And this IS the time of year to sort these kinds of issues out, so I called one of our most frequent guests and sources, Dr. Lee Reich, author of "Landscaping with Fruits" (Storey Publishing) as well as "The Pruning Book" and a new tome titled "Growing Fruit Naturally" that's due out in March (both published by The Taunton Press). First, Lee says not to worry about dormancy. The key triggers for plants to go dormant for the winter are things like lessening hours of daylight and cooler nights; they don't need to be below freezing for weeks at a time to get a good winter's rest.

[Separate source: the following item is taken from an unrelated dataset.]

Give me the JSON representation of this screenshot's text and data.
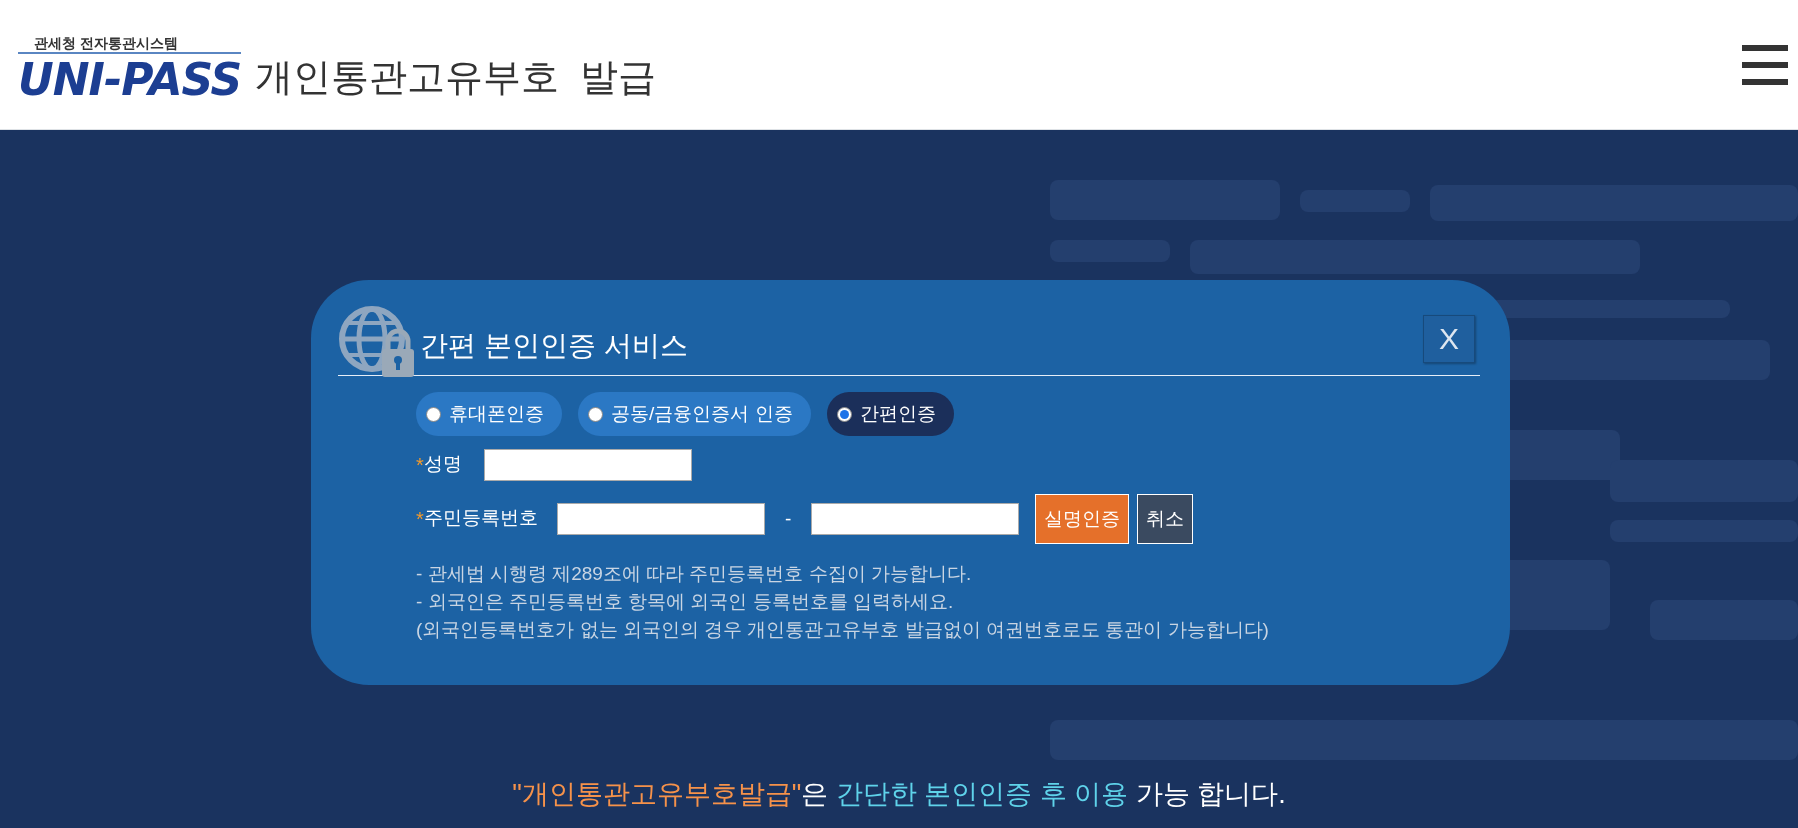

And your timing seems close to perfect. Lee says the ideal time to prune fruit trees is "after the coldest part of winter is over, but before bloom begins, which is typically early to mid-February." And if you're going to err, Lee feels it's safer to prune a little bit later rather than earlier—especially with peaches. When my trees were in their second year, I called Lee to say that I was completely taken by the beauty of the flowers, which I felt put apple blossoms to shame (he agreed), and I asked him if the trees would be harmed by my waiting to prune them until after the big show was over (so I could enjoy every peach blossom).
He said that he saw no problem with letting the trees flower first, and in our recent talk actually moved it up into the 'good idea' category. "Peach trees can often suffer a little winter injury", he notes, "and letting them flower clearly shows you which branches have been winter killed. Plus," he adds, "pruning wounds heal fastest when the tree is just beginning to grow for the season, and that fast healing helps limit problems from pathogens trying to take hold in the cut areas."
Just for peaches, I asked? "No; any tree can be pruned while it's in flower and you'll get those same benefits," he replied. But he quickly added that "peaches DO require the heaviest pruning of any fruit crop. You need to make thinning cuts and heading cuts—to keep the center of the tree open and to stimulate new growth for the following year. And in general you need to cut more than you probably think you should."
I agreed, and explained that while I thought I was pruning pretty aggressively every season, some of my trees were clearly still way too lush and full when they leafed out. "You need to prune by the cat tossing method", he replied.
"You need to prune so that, when you're done, you could take a cat and easily toss it through the openings between the remaining branches."
I asked if he had a 'tree cat' he used for this purpose. "No comment," he answered quickly, then added, "if the image disturbs you, imagine pruning so that a large bird can fly through the remaining branches easily." I told him I kind of liked the image of the flying cat. "People tend to remember the advice more with that one," he noted.
"Apple trees don't need to be pruned as aggressively," he continued, "but they still need lots of thinning when the fruits begin forming." Ah yes, the thinning of the fruits. I told Lee how guilty I feel when I'm out there filling five gallon buckets with little baby peaches—not to mention how time consuming the process is.
"It's absolutely essential", he stresses. "Peaches and apples need to have the vast majority of their developing fruits removed if you want to harvest good quality fruits at the end of the season. And the sooner you remove them, the better results you'll get. Get all of the extra fruits off the tree while they're still tiny and the tree can then devote the maximum amount of energy to the ones that are left behind."
Is this another area, like peach tree pruning, where people typically don't go far enough? "Absolutely", replied Lee, who would probably have been waving a finger disapprovingly at me if we weren't talking on the phone. Maybe he was anyway.
"It's been estimated that to get the ideal harvest of big, well-shaped fruits, only one apple blossom in twenty should be allowed to set fruit," he explains.
Only one in twenty?
"That's right: Five percent," he assured me.
Looks like I'm going to need a bigger bucket.